In 2012, the Pirates traded two minor leaguers for Burnett, getting the Yankees, who’d soured on the right-hander, to take on almost two-thirds of his remaining contract. Since assuming his role as den mother of the Pirates’ young staff, Burnett has been good for about 200 league-average innings per season, which isn’t bad for a 36-year-old starter who’s gone enough miles and carries enough baggage to qualify as a commercial airliner.
Liriano, meanwhile, has been an even more amazing story. He was the game’s most exciting young pitcher in 2006, but late that summer, he went through the forearm pain–to–Tommy John surgery progression that terrifies general managers. He missed the entire 2007 season, came back in 2008, and posted an ERA above 5.00 in three of the next five seasons.
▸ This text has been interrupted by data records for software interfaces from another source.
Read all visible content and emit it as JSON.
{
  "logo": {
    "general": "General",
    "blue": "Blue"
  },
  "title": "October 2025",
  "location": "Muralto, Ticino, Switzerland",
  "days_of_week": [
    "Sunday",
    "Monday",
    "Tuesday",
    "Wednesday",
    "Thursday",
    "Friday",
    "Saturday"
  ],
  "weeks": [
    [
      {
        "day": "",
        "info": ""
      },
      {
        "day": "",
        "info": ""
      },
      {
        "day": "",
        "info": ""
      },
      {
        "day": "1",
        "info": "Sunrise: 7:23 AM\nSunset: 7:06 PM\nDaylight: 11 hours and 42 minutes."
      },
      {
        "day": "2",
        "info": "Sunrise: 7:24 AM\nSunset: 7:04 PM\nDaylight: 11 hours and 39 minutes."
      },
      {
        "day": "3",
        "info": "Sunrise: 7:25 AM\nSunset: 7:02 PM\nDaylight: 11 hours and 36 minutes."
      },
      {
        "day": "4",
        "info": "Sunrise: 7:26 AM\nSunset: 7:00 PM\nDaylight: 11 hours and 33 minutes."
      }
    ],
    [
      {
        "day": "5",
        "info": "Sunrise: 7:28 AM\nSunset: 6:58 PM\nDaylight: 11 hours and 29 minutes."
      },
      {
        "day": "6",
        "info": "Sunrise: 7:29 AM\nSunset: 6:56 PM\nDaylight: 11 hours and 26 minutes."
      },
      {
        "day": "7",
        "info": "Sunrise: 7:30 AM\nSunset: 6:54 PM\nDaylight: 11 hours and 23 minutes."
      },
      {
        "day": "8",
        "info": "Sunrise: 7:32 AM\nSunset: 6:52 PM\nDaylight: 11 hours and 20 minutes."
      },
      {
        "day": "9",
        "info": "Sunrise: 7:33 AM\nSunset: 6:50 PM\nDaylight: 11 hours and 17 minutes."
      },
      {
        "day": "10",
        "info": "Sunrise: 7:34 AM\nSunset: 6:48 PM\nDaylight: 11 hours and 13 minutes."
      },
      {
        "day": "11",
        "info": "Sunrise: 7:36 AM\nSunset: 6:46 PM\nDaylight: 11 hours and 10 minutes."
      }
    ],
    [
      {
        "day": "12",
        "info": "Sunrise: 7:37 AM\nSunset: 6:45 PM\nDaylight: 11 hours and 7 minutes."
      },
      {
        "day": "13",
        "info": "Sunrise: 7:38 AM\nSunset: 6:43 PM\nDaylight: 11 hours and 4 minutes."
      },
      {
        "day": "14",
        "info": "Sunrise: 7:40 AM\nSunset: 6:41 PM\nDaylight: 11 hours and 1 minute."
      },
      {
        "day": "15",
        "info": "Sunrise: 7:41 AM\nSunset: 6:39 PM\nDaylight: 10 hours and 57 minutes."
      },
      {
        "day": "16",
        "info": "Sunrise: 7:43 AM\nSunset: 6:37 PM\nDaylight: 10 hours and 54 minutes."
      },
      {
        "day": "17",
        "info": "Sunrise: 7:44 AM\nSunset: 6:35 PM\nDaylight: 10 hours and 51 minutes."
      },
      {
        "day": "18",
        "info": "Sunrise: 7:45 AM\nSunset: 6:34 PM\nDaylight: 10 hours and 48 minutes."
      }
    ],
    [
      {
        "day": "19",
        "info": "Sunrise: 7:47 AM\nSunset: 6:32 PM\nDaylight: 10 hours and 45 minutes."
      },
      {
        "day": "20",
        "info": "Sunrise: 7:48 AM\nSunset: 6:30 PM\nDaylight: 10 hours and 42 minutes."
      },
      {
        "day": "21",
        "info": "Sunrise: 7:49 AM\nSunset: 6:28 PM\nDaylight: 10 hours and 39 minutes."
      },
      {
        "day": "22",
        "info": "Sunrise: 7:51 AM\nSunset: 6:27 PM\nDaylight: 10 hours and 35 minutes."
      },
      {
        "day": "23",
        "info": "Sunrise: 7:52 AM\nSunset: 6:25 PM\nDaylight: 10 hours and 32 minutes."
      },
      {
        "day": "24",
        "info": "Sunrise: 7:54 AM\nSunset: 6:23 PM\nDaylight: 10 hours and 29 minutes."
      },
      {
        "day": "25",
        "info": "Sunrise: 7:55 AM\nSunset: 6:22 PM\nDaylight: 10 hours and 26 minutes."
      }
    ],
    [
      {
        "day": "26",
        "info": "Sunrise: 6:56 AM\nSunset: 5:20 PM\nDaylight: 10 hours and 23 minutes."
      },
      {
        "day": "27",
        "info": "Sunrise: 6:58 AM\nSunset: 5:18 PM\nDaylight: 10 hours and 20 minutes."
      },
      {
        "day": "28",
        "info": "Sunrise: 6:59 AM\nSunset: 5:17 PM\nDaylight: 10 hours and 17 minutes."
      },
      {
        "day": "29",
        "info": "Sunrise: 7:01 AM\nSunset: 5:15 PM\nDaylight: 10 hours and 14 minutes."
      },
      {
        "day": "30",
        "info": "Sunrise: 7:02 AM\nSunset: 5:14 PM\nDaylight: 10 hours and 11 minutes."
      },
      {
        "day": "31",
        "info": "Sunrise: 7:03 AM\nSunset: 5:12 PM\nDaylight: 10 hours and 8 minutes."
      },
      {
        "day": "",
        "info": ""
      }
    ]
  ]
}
When Pirates GM Neal Huntington signed Liriano this offseason, it was a buy-low move. Since then, all Liriano has done is turn in the best season ever for a starting pitcher against left-handed hitters. Sometimes lottery tickets like Liriano pay off, sometimes they really pay off, and sometimes they lead to so many riches that it’s almost hilarious.
The Pirates’ reclamation job continued in the bullpen. Jason Grilli’s rise from scrub to All-Star closer has been well-documented. Vin Mazzaro still hasn’t entirely lived down the 14 earned runs he surrendered in two-plus innings against the Indians in 2011, but he’s posted a 2.56 ERA in 70⅓ innings this season. And then there’s Mark Melancon, whose resurgence might be the most amazing of all.
Melancon delivered an impressive cameo as Houston’s closer in 2011, but when asked to fill the same role for Boston in 2012, he descended into self-parody. One of the underrated fun things about being a baseball fan in 2012 was checking the box score to see if Melancon had produced more outs than earned runs; in April, Melancon allowed 11 earned runs on only 71 pitches, and his ERA didn’t drop below 27.00 until June 15, or below 10.00 until July 2. Following that nightmare, however, Melancon has turned into one of the best relief pitchers in the game in 2013, posting a 1.07 ERA and 66 strikeouts in 67⅓ innings, thanks to an 8-to-1 K/BB ratio and a dive-bombing cutter.
The Pirates’ collective pitching dominance has been seriously impressive to watch, but like all pleasant surprises, the threat of the other shoe dropping looms at all times.
Even as Liriano flummoxed Cubs hitters this past Sunday, carpet-bombing them with fastballs for six hitless innings, there was the constant, lingering fear Pirates fans know so well: the fear that it would all fall apart. And it did. Manager Clint Hurdle, perhaps seduced by the possibility of a no-hitter, sent Liriano out to start the seventh inning after Liriano had gotten himself into trouble with walks in the sixth. Liriano allowed a single, a home run, and another single, and after a mere eight pitches, he and the Pirates’ two-run lead were gone.
Maybe that blip was inevitable. A comeback like Liriano’s was improbable enough. Coupling it with equally stunning resurgences from Burnett and Melancon, plus an instant-impact rookie like Cole, seems like the kind of miracle only the baseball gods could allow.
The Pirates’ championship hopes rest on that miracle lasting a little while longer.